### YOUR TASK
Within these entries, which lines include the string "this"? Copy each one.

### DATA SECTION

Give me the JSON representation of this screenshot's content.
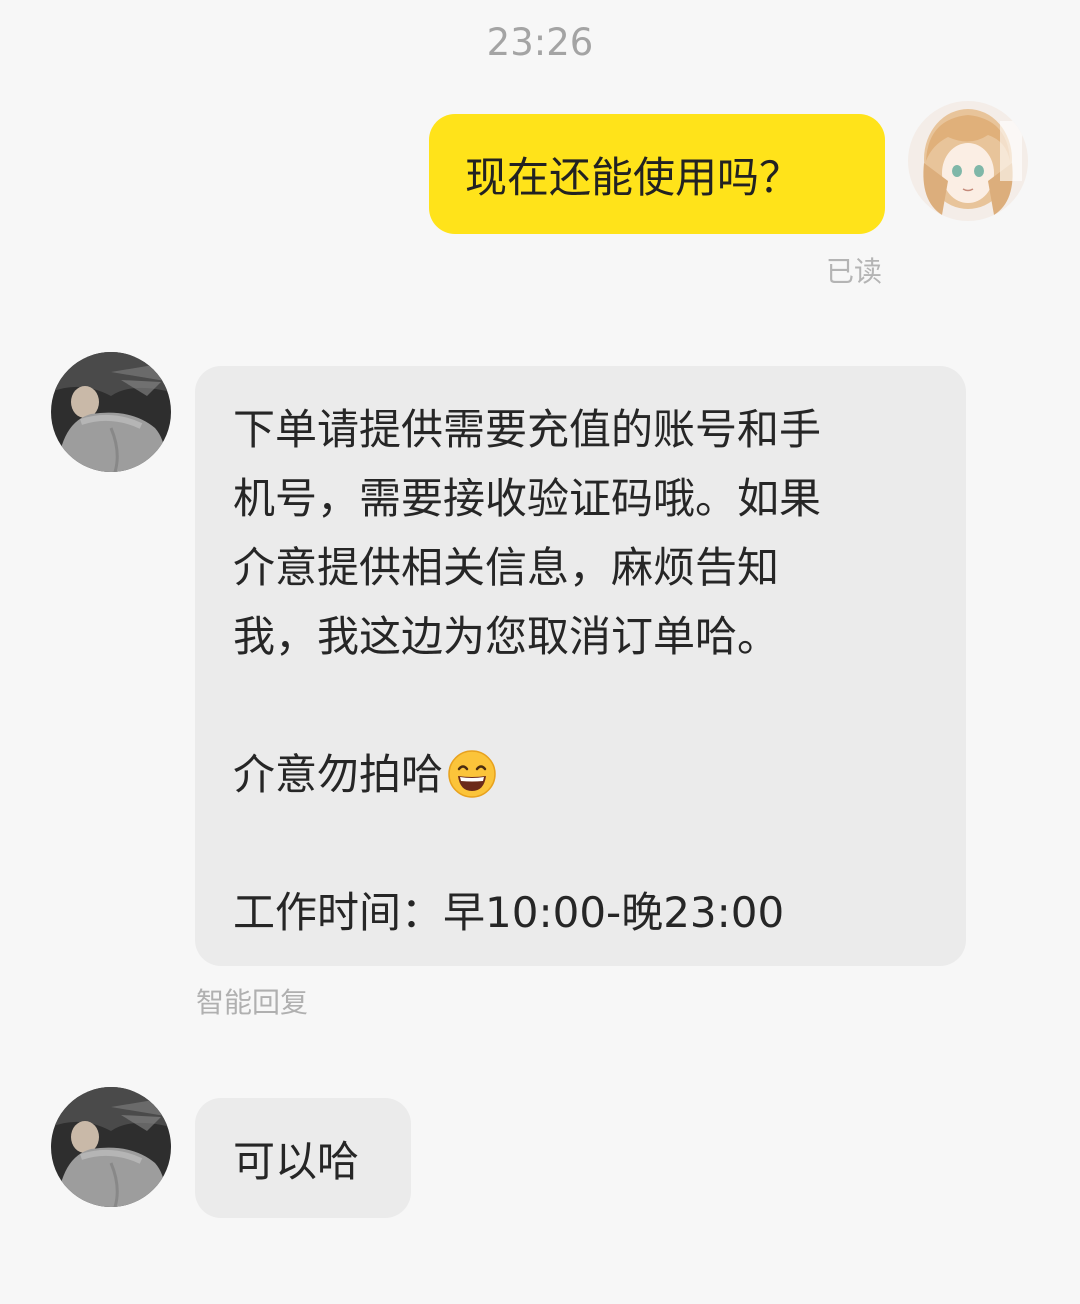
{
  "chat": {
    "timestamp": "23:26",
    "outgoing": {
      "text": "现在还能使用吗？",
      "status": "已读"
    },
    "incoming_auto": {
      "lines": [
        "下单请提供需要充值的账号和手",
        "机号，需要接收验证码哦。如果",
        "介意提供相关信息，麻烦告知",
        "我，我这边为您取消订单哈。"
      ],
      "line2": "介意勿拍哈",
      "emoji": "grinning-face-emoji",
      "line3": "工作时间：早10:00-晚23:00",
      "label": "智能回复"
    },
    "incoming_reply": {
      "text": "可以哈"
    }
  },
  "colors": {
    "background": "#f7f7f7",
    "outgoing_bubble": "#ffe31a",
    "incoming_bubble": "#ebebeb",
    "meta_text": "#b0b0b0"
  }
}
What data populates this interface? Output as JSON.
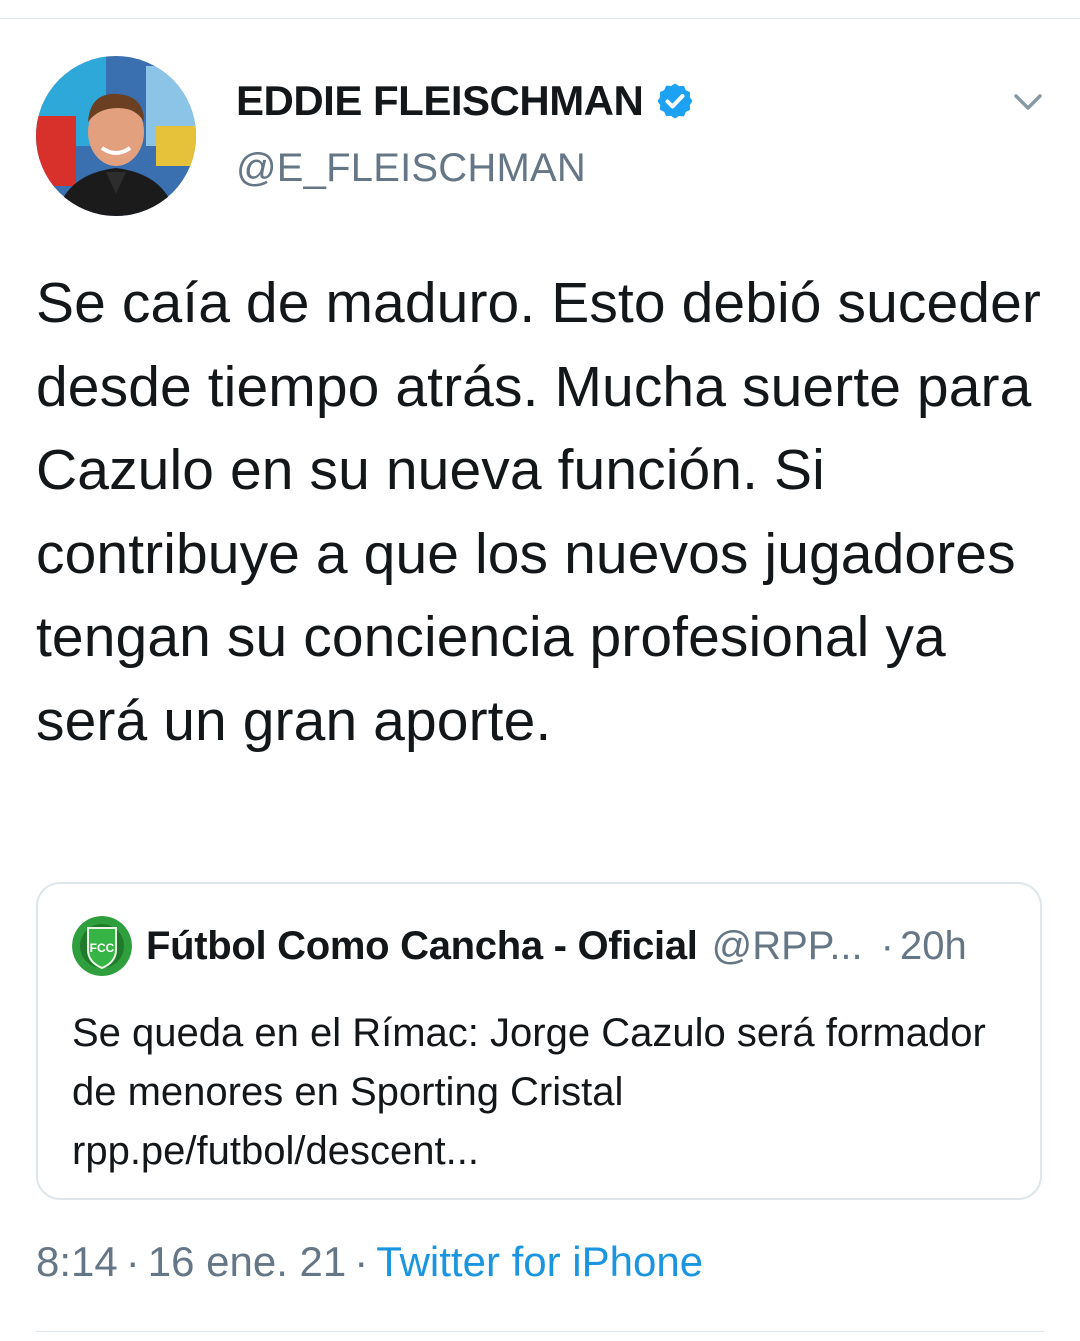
{
  "author": {
    "display_name": "EDDIE FLEISCHMAN",
    "handle": "@E_FLEISCHMAN",
    "verified": true
  },
  "tweet": {
    "text": "Se caía de maduro. Esto debió suceder desde tiempo atrás. Mucha suerte para Cazulo en su nueva función. Si contribuye a que los nuevos jugadores tengan su conciencia profesional ya será un gran aporte."
  },
  "quoted_tweet": {
    "display_name": "Fútbol Como Cancha - Oficial",
    "handle": "@RPP...",
    "separator": "·",
    "time": "20h",
    "avatar_initials": "FCC",
    "text": "Se queda en el Rímac: Jorge Cazulo será formador de menores en Sporting Cristal rpp.pe/futbol/descent..."
  },
  "meta": {
    "time": "8:14",
    "separator": "·",
    "date": "16 ene. 21",
    "source": "Twitter for iPhone"
  },
  "colors": {
    "text_primary": "#14171a",
    "text_secondary": "#657786",
    "link": "#1b95e0",
    "verified": "#1da1f2",
    "border": "#dfe6ea"
  },
  "icons": {
    "verified": "verified-badge-icon",
    "caret": "chevron-down-icon"
  }
}
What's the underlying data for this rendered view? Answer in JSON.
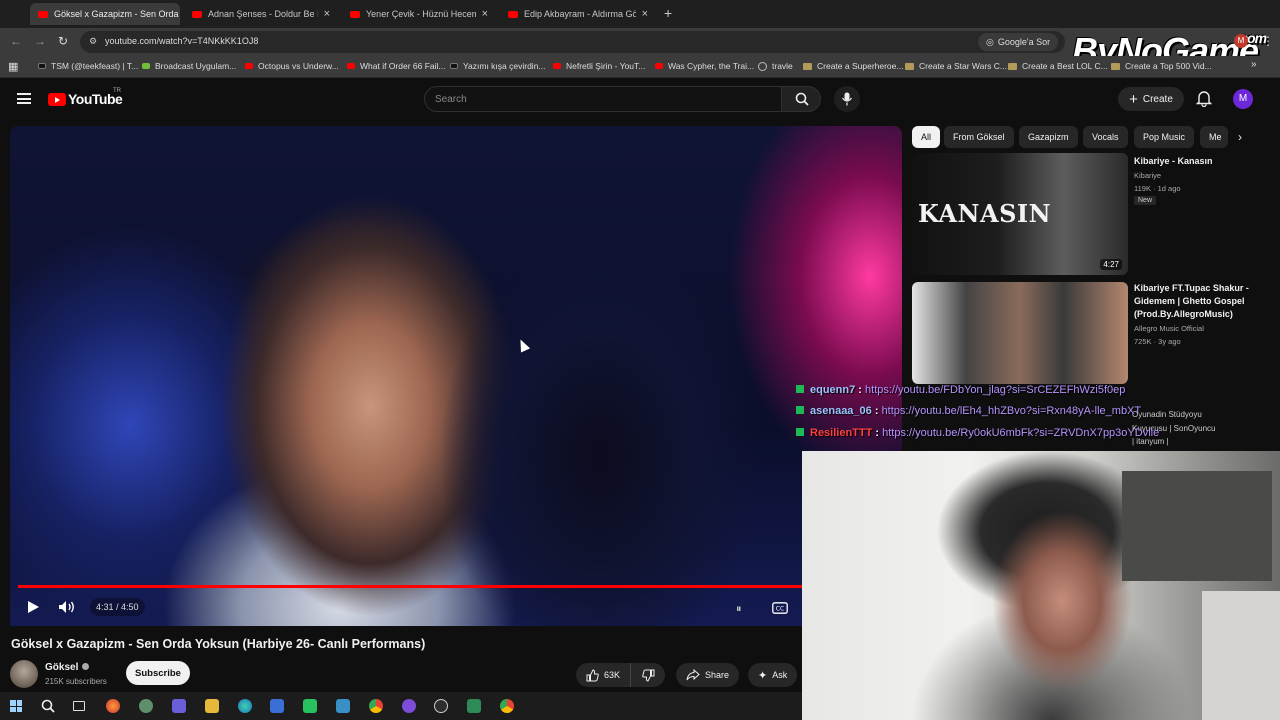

### RESULT OF THE EXERCISE
Give me the JSON representation of this screenshot's content.
What data populates this interface? Output as JSON.
What's the underlying data for this rendered view? Answer in JSON.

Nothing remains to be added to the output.